* Task details *
From the entries that follow, pick out all lines holding "title".

━━━━━━━━━━━━━━━━━━━━

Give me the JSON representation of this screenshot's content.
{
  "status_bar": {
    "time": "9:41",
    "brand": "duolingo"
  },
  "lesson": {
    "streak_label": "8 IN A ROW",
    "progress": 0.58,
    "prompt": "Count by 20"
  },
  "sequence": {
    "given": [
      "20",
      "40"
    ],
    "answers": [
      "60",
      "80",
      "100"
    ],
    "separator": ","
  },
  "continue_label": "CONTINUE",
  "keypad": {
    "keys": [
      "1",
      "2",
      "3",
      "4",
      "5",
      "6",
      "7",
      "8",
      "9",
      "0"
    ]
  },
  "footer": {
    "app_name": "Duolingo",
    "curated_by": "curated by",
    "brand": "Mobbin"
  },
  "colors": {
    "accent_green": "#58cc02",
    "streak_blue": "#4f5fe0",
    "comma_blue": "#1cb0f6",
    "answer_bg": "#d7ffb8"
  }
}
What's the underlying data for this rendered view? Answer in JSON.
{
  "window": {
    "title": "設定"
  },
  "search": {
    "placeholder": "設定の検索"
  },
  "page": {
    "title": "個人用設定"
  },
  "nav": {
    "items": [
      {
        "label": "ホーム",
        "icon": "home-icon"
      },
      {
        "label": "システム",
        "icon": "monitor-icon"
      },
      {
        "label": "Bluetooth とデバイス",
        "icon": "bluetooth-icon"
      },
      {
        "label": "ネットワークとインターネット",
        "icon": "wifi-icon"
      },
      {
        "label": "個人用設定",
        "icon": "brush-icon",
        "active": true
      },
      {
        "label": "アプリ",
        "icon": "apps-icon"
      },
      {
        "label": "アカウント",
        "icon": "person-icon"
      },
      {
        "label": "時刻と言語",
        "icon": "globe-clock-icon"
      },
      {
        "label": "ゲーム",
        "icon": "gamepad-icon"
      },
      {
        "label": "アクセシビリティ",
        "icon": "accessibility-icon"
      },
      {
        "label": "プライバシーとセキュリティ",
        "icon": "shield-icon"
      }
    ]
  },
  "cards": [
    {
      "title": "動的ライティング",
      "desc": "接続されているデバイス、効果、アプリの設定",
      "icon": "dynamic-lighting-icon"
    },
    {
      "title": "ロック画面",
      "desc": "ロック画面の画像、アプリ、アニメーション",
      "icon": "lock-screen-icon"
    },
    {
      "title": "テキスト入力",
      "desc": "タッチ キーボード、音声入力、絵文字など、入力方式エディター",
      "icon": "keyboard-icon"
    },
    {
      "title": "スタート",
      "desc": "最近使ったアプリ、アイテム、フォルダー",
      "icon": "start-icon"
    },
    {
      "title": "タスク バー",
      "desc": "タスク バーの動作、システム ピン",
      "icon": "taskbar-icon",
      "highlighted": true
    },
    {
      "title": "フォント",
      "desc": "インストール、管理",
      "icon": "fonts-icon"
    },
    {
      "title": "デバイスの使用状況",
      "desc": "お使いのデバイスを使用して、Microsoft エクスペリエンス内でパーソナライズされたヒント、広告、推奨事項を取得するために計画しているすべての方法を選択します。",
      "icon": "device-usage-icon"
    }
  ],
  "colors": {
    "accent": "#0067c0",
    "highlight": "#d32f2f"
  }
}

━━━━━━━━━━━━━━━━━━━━

* Result for this task *
    "title": "設定"
    "title": "個人用設定"
      "title": "動的ライティング",
      "title": "ロック画面",
      "title": "テキスト入力",
      "title": "スタート",
      "title": "タスク バー",
      "title": "フォント",
      "title": "デバイスの使用状況",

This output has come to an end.